Excerpts from a dataset:
- - -

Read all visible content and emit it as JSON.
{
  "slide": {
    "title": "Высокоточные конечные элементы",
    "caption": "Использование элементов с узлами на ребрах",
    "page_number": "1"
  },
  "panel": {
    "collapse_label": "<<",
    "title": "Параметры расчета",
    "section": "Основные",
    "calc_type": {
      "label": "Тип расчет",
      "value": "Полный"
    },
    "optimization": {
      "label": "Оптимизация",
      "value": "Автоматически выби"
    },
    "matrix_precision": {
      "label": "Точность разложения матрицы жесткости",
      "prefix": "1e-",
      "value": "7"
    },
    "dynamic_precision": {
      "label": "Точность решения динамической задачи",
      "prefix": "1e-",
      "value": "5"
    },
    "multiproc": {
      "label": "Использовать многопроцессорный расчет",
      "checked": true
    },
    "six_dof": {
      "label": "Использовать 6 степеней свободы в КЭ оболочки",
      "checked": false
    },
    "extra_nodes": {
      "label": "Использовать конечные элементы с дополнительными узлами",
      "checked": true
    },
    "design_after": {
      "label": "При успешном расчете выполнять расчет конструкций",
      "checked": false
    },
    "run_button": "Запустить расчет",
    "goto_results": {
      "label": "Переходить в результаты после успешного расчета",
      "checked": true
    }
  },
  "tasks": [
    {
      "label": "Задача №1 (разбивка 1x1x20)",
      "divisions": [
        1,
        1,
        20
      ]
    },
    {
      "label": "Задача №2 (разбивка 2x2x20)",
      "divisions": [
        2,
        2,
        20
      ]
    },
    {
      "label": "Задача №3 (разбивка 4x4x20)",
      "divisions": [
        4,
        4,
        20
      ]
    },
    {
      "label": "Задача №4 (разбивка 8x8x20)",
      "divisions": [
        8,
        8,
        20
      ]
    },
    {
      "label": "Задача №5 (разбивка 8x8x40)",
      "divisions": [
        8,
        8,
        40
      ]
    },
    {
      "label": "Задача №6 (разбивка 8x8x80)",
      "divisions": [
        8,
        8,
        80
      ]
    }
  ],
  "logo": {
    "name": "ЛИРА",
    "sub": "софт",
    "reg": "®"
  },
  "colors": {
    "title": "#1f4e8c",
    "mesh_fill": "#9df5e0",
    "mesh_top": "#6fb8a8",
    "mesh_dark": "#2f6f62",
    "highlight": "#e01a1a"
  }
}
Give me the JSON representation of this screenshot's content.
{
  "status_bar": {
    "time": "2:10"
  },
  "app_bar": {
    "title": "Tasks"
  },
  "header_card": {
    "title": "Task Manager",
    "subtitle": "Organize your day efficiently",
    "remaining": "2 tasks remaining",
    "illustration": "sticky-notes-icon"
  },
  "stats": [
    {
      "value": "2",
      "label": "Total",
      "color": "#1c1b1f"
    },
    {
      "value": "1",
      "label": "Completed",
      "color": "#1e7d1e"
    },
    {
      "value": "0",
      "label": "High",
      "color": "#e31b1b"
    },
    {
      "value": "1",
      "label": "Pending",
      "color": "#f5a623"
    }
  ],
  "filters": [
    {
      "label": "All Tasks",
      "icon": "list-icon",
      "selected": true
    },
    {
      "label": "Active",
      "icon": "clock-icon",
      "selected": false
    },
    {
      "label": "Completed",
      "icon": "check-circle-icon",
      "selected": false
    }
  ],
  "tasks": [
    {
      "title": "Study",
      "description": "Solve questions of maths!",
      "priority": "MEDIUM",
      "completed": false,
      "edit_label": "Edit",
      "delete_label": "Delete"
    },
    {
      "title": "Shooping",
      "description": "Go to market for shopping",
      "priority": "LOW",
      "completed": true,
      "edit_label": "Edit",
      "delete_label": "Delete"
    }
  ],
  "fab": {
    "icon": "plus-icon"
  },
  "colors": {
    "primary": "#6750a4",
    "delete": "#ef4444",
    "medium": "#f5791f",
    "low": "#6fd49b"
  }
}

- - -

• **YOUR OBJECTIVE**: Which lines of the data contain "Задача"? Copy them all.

• **RESPONSE**:
      "label": "Задача №1 (разбивка 1x1x20)",
      "label": "Задача №2 (разбивка 2x2x20)",
      "label": "Задача №3 (разбивка 4x4x20)",
      "label": "Задача №4 (разбивка 8x8x20)",
      "label": "Задача №5 (разбивка 8x8x40)",
      "label": "Задача №6 (разбивка 8x8x80)",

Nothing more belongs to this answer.